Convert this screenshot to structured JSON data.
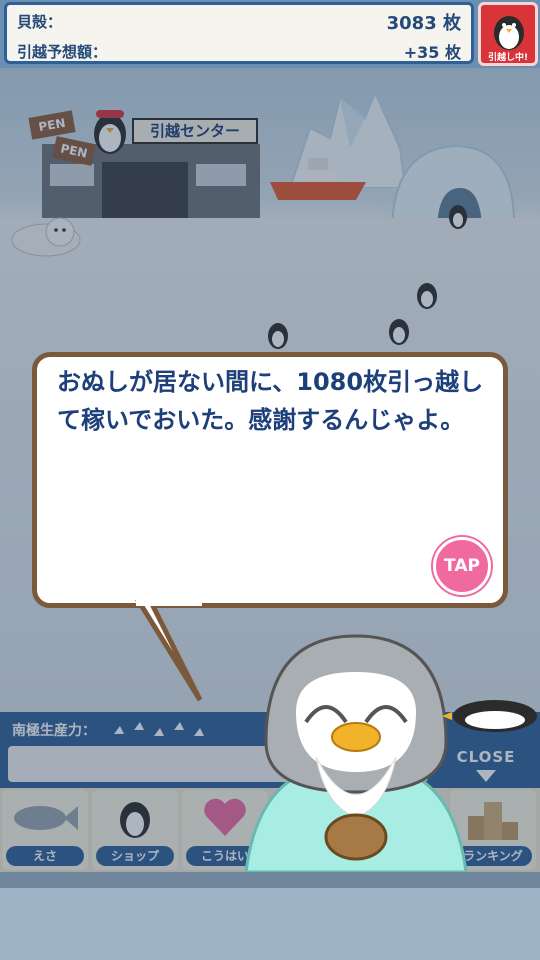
{
  "header": {
    "shells_label": "貝殻：",
    "shells_value": "3083 枚",
    "moving_estimate_label": "引越予想額：",
    "moving_estimate_value": "+35 枚",
    "moving_status": "引越し中!"
  },
  "scene": {
    "shop_sign": "引越センター",
    "box_label_1": "PEN",
    "box_label_2": "PEN"
  },
  "dialog": {
    "message": "おぬしが居ない間に、1080枚引っ越して稼いでおいた。感謝するんじゃよ。",
    "tap_label": "TAP"
  },
  "production": {
    "label": "南極生産力："
  },
  "close_label": "CLOSE",
  "tabs": [
    {
      "label": "えさ"
    },
    {
      "label": "ショップ"
    },
    {
      "label": "こうはい"
    },
    {
      "label": "ランキング"
    }
  ],
  "colors": {
    "accent": "#2f5f97",
    "bubble_text": "#1d3f7a",
    "tap": "#f06aa0",
    "moving_button": "#d9343a"
  }
}
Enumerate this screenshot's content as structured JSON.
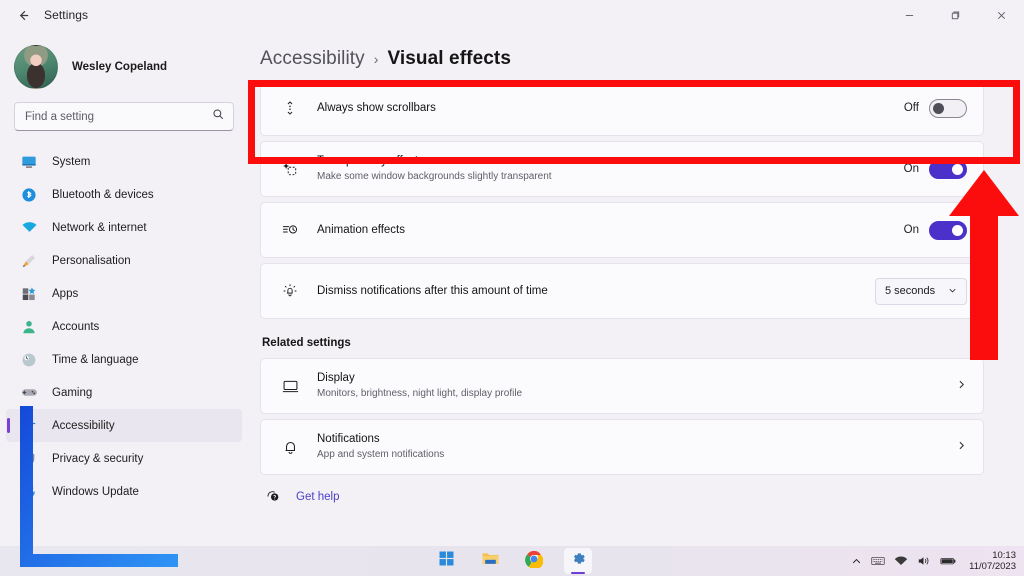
{
  "window": {
    "app_title": "Settings",
    "back_icon": "back-arrow-icon",
    "minimize_label": "—",
    "maximize_label": "❐",
    "close_label": "✕"
  },
  "sidebar": {
    "profile_name": "Wesley Copeland",
    "search": {
      "placeholder": "Find a setting",
      "value": "",
      "icon": "search-icon"
    },
    "items": [
      {
        "label": "System",
        "icon": "monitor-icon",
        "active": false
      },
      {
        "label": "Bluetooth & devices",
        "icon": "bluetooth-icon",
        "active": false
      },
      {
        "label": "Network & internet",
        "icon": "wifi-icon",
        "active": false
      },
      {
        "label": "Personalisation",
        "icon": "paintbrush-icon",
        "active": false
      },
      {
        "label": "Apps",
        "icon": "apps-icon",
        "active": false
      },
      {
        "label": "Accounts",
        "icon": "person-icon",
        "active": false
      },
      {
        "label": "Time & language",
        "icon": "clock-globe-icon",
        "active": false
      },
      {
        "label": "Gaming",
        "icon": "gamepad-icon",
        "active": false
      },
      {
        "label": "Accessibility",
        "icon": "accessibility-icon",
        "active": true
      },
      {
        "label": "Privacy & security",
        "icon": "shield-lock-icon",
        "active": false
      },
      {
        "label": "Windows Update",
        "icon": "update-icon",
        "active": false
      }
    ]
  },
  "main": {
    "breadcrumb": {
      "parent": "Accessibility",
      "separator": "›",
      "current": "Visual effects"
    },
    "settings": [
      {
        "title": "Always show scrollbars",
        "subtitle": "",
        "icon": "scrollbar-icon",
        "control": "toggle",
        "state_label": "Off",
        "state": "off"
      },
      {
        "title": "Transparency effects",
        "subtitle": "Make some window backgrounds slightly transparent",
        "icon": "transparency-icon",
        "control": "toggle",
        "state_label": "On",
        "state": "on"
      },
      {
        "title": "Animation effects",
        "subtitle": "",
        "icon": "animation-icon",
        "control": "toggle",
        "state_label": "On",
        "state": "on"
      },
      {
        "title": "Dismiss notifications after this amount of time",
        "subtitle": "",
        "icon": "notification-timer-icon",
        "control": "dropdown",
        "state_label": "5 seconds",
        "state": "dropdown"
      }
    ],
    "related": {
      "section_title": "Related settings",
      "items": [
        {
          "title": "Display",
          "subtitle": "Monitors, brightness, night light, display profile",
          "icon": "display-icon",
          "chevron": "chevron-right-icon"
        },
        {
          "title": "Notifications",
          "subtitle": "App and system notifications",
          "icon": "bell-icon",
          "chevron": "chevron-right-icon"
        }
      ]
    },
    "get_help": {
      "label": "Get help",
      "icon": "help-icon"
    }
  },
  "taskbar": {
    "buttons": [
      {
        "name": "start-button",
        "icon": "windows-logo-icon",
        "active": false
      },
      {
        "name": "file-explorer-button",
        "icon": "folder-icon",
        "active": false
      },
      {
        "name": "chrome-button",
        "icon": "chrome-icon",
        "active": false
      },
      {
        "name": "settings-button",
        "icon": "gear-icon",
        "active": true
      }
    ],
    "tray": {
      "overflow_icon": "chevron-up-icon",
      "keyboard_icon": "keyboard-icon",
      "wifi_icon": "wifi-icon",
      "volume_icon": "speaker-icon",
      "battery_icon": "battery-icon",
      "time": "10:13",
      "date": "11/07/2023"
    }
  },
  "annotations": {
    "highlight_rect_color": "#fc0d0d",
    "arrow_color": "#fc0d0d",
    "bracket_color": "#1a74e8"
  }
}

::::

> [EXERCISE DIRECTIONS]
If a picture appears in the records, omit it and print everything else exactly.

> [RESPONSE]
Convert this screenshot to structured JSON data.
{
  "header": {
    "shells_label": "貝殻：",
    "shells_value": "3083 枚",
    "moving_estimate_label": "引越予想額：",
    "moving_estimate_value": "+35 枚",
    "moving_status": "引越し中!"
  },
  "scene": {
    "shop_sign": "引越センター",
    "box_label_1": "PEN",
    "box_label_2": "PEN"
  },
  "dialog": {
    "message": "おぬしが居ない間に、1080枚引っ越して稼いでおいた。感謝するんじゃよ。",
    "tap_label": "TAP"
  },
  "production": {
    "label": "南極生産力："
  },
  "close_label": "CLOSE",
  "tabs": [
    {
      "label": "えさ"
    },
    {
      "label": "ショップ"
    },
    {
      "label": "こうはい"
    },
    {
      "label": "ランキング"
    }
  ],
  "colors": {
    "accent": "#2f5f97",
    "bubble_text": "#1d3f7a",
    "tap": "#f06aa0",
    "moving_button": "#d9343a"
  }
}
Enumerate this screenshot's content as structured JSON.
{
  "window": {
    "app_title": "Settings",
    "back_icon": "back-arrow-icon",
    "minimize_label": "—",
    "maximize_label": "❐",
    "close_label": "✕"
  },
  "sidebar": {
    "profile_name": "Wesley Copeland",
    "search": {
      "placeholder": "Find a setting",
      "value": "",
      "icon": "search-icon"
    },
    "items": [
      {
        "label": "System",
        "icon": "monitor-icon",
        "active": false
      },
      {
        "label": "Bluetooth & devices",
        "icon": "bluetooth-icon",
        "active": false
      },
      {
        "label": "Network & internet",
        "icon": "wifi-icon",
        "active": false
      },
      {
        "label": "Personalisation",
        "icon": "paintbrush-icon",
        "active": false
      },
      {
        "label": "Apps",
        "icon": "apps-icon",
        "active": false
      },
      {
        "label": "Accounts",
        "icon": "person-icon",
        "active": false
      },
      {
        "label": "Time & language",
        "icon": "clock-globe-icon",
        "active": false
      },
      {
        "label": "Gaming",
        "icon": "gamepad-icon",
        "active": false
      },
      {
        "label": "Accessibility",
        "icon": "accessibility-icon",
        "active": true
      },
      {
        "label": "Privacy & security",
        "icon": "shield-lock-icon",
        "active": false
      },
      {
        "label": "Windows Update",
        "icon": "update-icon",
        "active": false
      }
    ]
  },
  "main": {
    "breadcrumb": {
      "parent": "Accessibility",
      "separator": "›",
      "current": "Visual effects"
    },
    "settings": [
      {
        "title": "Always show scrollbars",
        "subtitle": "",
        "icon": "scrollbar-icon",
        "control": "toggle",
        "state_label": "Off",
        "state": "off"
      },
      {
        "title": "Transparency effects",
        "subtitle": "Make some window backgrounds slightly transparent",
        "icon": "transparency-icon",
        "control": "toggle",
        "state_label": "On",
        "state": "on"
      },
      {
        "title": "Animation effects",
        "subtitle": "",
        "icon": "animation-icon",
        "control": "toggle",
        "state_label": "On",
        "state": "on"
      },
      {
        "title": "Dismiss notifications after this amount of time",
        "subtitle": "",
        "icon": "notification-timer-icon",
        "control": "dropdown",
        "state_label": "5 seconds",
        "state": "dropdown"
      }
    ],
    "related": {
      "section_title": "Related settings",
      "items": [
        {
          "title": "Display",
          "subtitle": "Monitors, brightness, night light, display profile",
          "icon": "display-icon",
          "chevron": "chevron-right-icon"
        },
        {
          "title": "Notifications",
          "subtitle": "App and system notifications",
          "icon": "bell-icon",
          "chevron": "chevron-right-icon"
        }
      ]
    },
    "get_help": {
      "label": "Get help",
      "icon": "help-icon"
    }
  },
  "taskbar": {
    "buttons": [
      {
        "name": "start-button",
        "icon": "windows-logo-icon",
        "active": false
      },
      {
        "name": "file-explorer-button",
        "icon": "folder-icon",
        "active": false
      },
      {
        "name": "chrome-button",
        "icon": "chrome-icon",
        "active": false
      },
      {
        "name": "settings-button",
        "icon": "gear-icon",
        "active": true
      }
    ],
    "tray": {
      "overflow_icon": "chevron-up-icon",
      "keyboard_icon": "keyboard-icon",
      "wifi_icon": "wifi-icon",
      "volume_icon": "speaker-icon",
      "battery_icon": "battery-icon",
      "time": "10:13",
      "date": "11/07/2023"
    }
  },
  "annotations": {
    "highlight_rect_color": "#fc0d0d",
    "arrow_color": "#fc0d0d",
    "bracket_color": "#1a74e8"
  }
}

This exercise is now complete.